* Exercise
The entries are to be reproduced verbatim, with all pictures omitted.

Data excerpts
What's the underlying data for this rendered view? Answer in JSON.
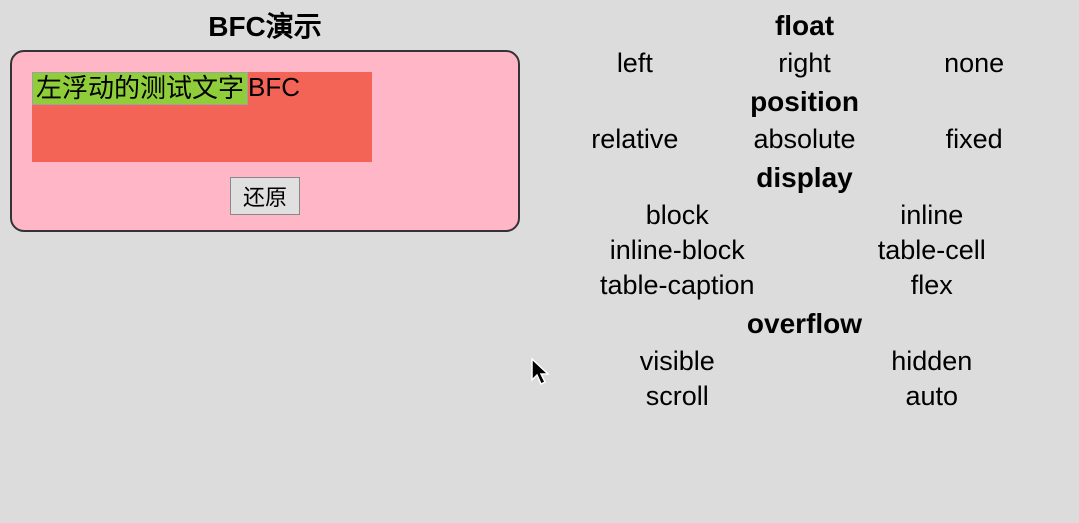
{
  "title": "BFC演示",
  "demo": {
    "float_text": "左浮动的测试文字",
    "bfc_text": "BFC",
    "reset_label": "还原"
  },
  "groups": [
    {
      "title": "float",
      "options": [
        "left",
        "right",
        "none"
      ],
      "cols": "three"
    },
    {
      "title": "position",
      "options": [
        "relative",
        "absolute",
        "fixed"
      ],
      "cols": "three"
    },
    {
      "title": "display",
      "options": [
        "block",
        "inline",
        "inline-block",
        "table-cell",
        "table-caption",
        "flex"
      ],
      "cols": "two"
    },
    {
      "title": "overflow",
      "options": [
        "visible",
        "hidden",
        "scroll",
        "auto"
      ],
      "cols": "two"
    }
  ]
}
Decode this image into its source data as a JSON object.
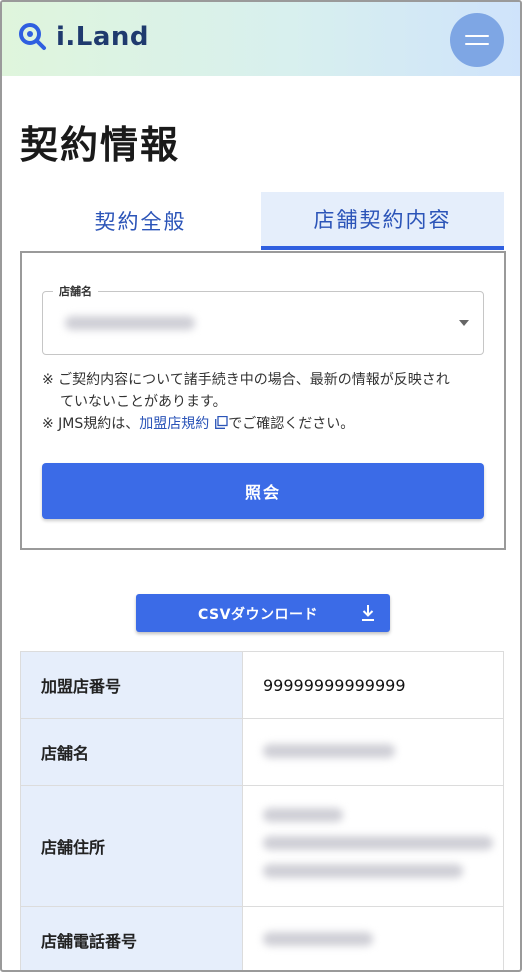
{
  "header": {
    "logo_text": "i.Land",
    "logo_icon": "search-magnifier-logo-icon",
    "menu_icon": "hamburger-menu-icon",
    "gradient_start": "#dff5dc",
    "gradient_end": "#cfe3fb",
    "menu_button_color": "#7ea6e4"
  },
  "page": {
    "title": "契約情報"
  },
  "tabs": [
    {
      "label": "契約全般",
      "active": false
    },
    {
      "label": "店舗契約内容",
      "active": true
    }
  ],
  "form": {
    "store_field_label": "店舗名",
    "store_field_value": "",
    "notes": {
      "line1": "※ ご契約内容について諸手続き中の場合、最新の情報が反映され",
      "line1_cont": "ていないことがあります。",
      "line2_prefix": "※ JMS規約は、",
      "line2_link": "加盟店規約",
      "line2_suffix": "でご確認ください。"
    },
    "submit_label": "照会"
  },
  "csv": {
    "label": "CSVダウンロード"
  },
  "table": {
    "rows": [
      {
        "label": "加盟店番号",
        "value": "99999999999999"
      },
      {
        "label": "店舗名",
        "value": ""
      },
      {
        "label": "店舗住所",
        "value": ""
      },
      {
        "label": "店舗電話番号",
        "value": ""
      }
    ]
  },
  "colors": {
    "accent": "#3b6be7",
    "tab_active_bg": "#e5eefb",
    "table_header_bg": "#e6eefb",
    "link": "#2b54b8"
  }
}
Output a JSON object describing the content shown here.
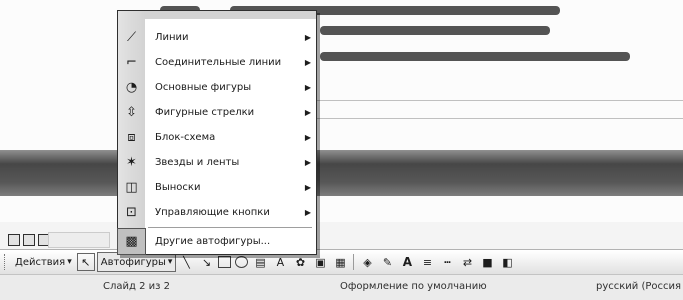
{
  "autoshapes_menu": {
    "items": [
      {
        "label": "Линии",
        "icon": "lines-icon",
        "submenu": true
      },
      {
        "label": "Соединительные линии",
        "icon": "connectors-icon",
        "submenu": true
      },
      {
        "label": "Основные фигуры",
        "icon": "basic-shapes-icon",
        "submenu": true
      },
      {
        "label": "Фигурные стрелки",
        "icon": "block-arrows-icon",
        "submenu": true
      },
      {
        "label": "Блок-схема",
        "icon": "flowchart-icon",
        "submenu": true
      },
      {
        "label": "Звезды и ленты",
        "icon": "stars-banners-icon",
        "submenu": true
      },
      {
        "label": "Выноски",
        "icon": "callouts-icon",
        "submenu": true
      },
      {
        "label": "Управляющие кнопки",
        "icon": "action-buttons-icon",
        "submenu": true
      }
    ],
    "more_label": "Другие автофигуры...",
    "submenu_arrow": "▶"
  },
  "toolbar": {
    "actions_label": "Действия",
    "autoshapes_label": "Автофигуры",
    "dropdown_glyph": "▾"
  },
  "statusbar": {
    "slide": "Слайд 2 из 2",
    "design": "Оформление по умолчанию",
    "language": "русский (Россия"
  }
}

* Answer for the task
What's the underlying data for this rendered view? Answer in JSON.
{
  "title": "BFC演示",
  "demo": {
    "float_text": "左浮动的测试文字",
    "bfc_text": "BFC",
    "reset_label": "还原"
  },
  "groups": [
    {
      "title": "float",
      "options": [
        "left",
        "right",
        "none"
      ],
      "cols": "three"
    },
    {
      "title": "position",
      "options": [
        "relative",
        "absolute",
        "fixed"
      ],
      "cols": "three"
    },
    {
      "title": "display",
      "options": [
        "block",
        "inline",
        "inline-block",
        "table-cell",
        "table-caption",
        "flex"
      ],
      "cols": "two"
    },
    {
      "title": "overflow",
      "options": [
        "visible",
        "hidden",
        "scroll",
        "auto"
      ],
      "cols": "two"
    }
  ]
}
Decode this image into its source data as a JSON object.
{
  "header": {
    "logo_text": "i.Land",
    "logo_icon": "search-magnifier-logo-icon",
    "menu_icon": "hamburger-menu-icon",
    "gradient_start": "#dff5dc",
    "gradient_end": "#cfe3fb",
    "menu_button_color": "#7ea6e4"
  },
  "page": {
    "title": "契約情報"
  },
  "tabs": [
    {
      "label": "契約全般",
      "active": false
    },
    {
      "label": "店舗契約内容",
      "active": true
    }
  ],
  "form": {
    "store_field_label": "店舗名",
    "store_field_value": "",
    "notes": {
      "line1": "※ ご契約内容について諸手続き中の場合、最新の情報が反映され",
      "line1_cont": "ていないことがあります。",
      "line2_prefix": "※ JMS規約は、",
      "line2_link": "加盟店規約",
      "line2_suffix": "でご確認ください。"
    },
    "submit_label": "照会"
  },
  "csv": {
    "label": "CSVダウンロード"
  },
  "table": {
    "rows": [
      {
        "label": "加盟店番号",
        "value": "99999999999999"
      },
      {
        "label": "店舗名",
        "value": ""
      },
      {
        "label": "店舗住所",
        "value": ""
      },
      {
        "label": "店舗電話番号",
        "value": ""
      }
    ]
  },
  "colors": {
    "accent": "#3b6be7",
    "tab_active_bg": "#e5eefb",
    "table_header_bg": "#e6eefb",
    "link": "#2b54b8"
  }
}
Output a JSON object describing the content shown here.
{
  "autoshapes_menu": {
    "items": [
      {
        "label": "Линии",
        "icon": "lines-icon",
        "submenu": true
      },
      {
        "label": "Соединительные линии",
        "icon": "connectors-icon",
        "submenu": true
      },
      {
        "label": "Основные фигуры",
        "icon": "basic-shapes-icon",
        "submenu": true
      },
      {
        "label": "Фигурные стрелки",
        "icon": "block-arrows-icon",
        "submenu": true
      },
      {
        "label": "Блок-схема",
        "icon": "flowchart-icon",
        "submenu": true
      },
      {
        "label": "Звезды и ленты",
        "icon": "stars-banners-icon",
        "submenu": true
      },
      {
        "label": "Выноски",
        "icon": "callouts-icon",
        "submenu": true
      },
      {
        "label": "Управляющие кнопки",
        "icon": "action-buttons-icon",
        "submenu": true
      }
    ],
    "more_label": "Другие автофигуры...",
    "submenu_arrow": "▶"
  },
  "toolbar": {
    "actions_label": "Действия",
    "autoshapes_label": "Автофигуры",
    "dropdown_glyph": "▾"
  },
  "statusbar": {
    "slide": "Слайд 2 из 2",
    "design": "Оформление по умолчанию",
    "language": "русский (Россия"
  }
}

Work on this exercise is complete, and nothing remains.